Suffering a traumatic brain injury is life altering, not only for the patient, but also for their families. Things may not be the same, home life and relationships have to adapt and adjust to accommodate the recovery and rehabilitation of their loved one. There are major decisions that need to be made about treatment and care. These decisions come at a time when the families emotions are heightened from the trauma to their loved one. As a family, there are steps you can take to make these adjustments a little easier. Educating yourself about TBI, its symptoms and treatment will empower you to ask the right questions and make informed decisions. The healing process is also helped with support services, like therapy and support groups.

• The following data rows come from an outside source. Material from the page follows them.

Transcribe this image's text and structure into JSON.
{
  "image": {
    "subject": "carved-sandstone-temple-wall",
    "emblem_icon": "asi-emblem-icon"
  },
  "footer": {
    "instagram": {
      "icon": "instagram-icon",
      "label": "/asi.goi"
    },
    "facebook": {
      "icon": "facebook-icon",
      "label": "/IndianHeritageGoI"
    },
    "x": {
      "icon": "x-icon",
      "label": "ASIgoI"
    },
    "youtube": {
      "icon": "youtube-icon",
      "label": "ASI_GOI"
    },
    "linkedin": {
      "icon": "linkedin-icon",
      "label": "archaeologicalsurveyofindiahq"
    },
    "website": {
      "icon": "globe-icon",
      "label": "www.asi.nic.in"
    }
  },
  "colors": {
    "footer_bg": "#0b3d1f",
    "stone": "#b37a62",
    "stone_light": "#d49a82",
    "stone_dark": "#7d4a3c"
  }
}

Traumatic Brain Injury is different for every patient, depending on the severity and the part of the brain affected. Before making any major decisions about treatment and care, it’s helpful to get acquainted with the general conditions of TBI. By doing research online about the general causes, symptoms and treatment options you can familiarize yourself with TBI. This may help you make the right choices that are specific to your loved one’s needs. You can also look up new technologies and cutting edge research. Then take what you find to your doctor and ask questions. Ask about everything, about all the information you’ve found, and their opinions about it. Ask about the testing, and what’s involved with testing, the area of the brain that’s affected and the severity. Get as much information as you can, don’t be shy. It can only help your family by learning as much as you can.
Deciding about treatment and rehabilitation services are a crucial part of recovery. You might not want to settle on the first treatment facility you come to. Taking into consideration your loved one’s needs and the information you’ve attained, explore all their options. There are many types of TBI treatment plans and facilities; like home-based rehabilitation, hospital outpatient rehabilitation, inpatient rehabilitation, comprehensive day programs at rehabilitation centers, supportive living programs, independent living centers, club-house programs, school based programs for children, and others. You may have time to make visits to multiple places and again, ask questions. Ask about psychiatric and therapy services, and about their family support programs. Families may benefit from counseling and therapy as well, treatment is helpful for all that are affected by TBI.
Rehabilitation in the form of emotional support is important also. At times emotional support can be more important to others in the healing process. This is where the patient’s families come into play. It’s at home that much of this healing occurs, and is encouraged by family support. One way to show your loved one support is by attending doctor’s appointments. Another way is to share their emotional responses with them. By laughing and crying with them they feel they are not going through these feelings alone. Show patience, it may be hard to sometimes to wait for them to complete a task, but allowing them to do it on their own gives them a sense of accomplishment. Patience goes hand in hand with positive feed-back and optimism. Combating the feelings of depression with good energy only serves to strengthen the will of the patient through recovery. Mental and emotional stability coincide with the physical demands of recovery. Because the symptoms of TBI often include memory loss and poor concentration, establishing a structured environment may be very helpful. By creating repetition in the daily activities it might help them remember what they do next.
Your loved one is not the only one that needs support. As you are supporting them, you might feel that you need some support. By taking on the responsibility of caring for your loved one, you may be feeling anxious, confused, fearful or depressed. Therapy may help you work through your own emotional responses. A therapist may be able to guide you through this period, give you some clarity and provide you with the tools you need to endure. There are also family support groups to discuss experiences and share advice. It may help your feelings of isolation and give you strength by talking to others that are going through the same things.
The process of healing from Traumatic Brain Injury can be long and difficult for all that are affected. It involves coping with physical and emotional trauma. It’s important to remember there is hope, and there are ways to make the adjustments as easy and painless as possible. Seeking support services, talking to professionals, and learning as much as you can may help to make the process a little easier.
Last updated 7/5/2015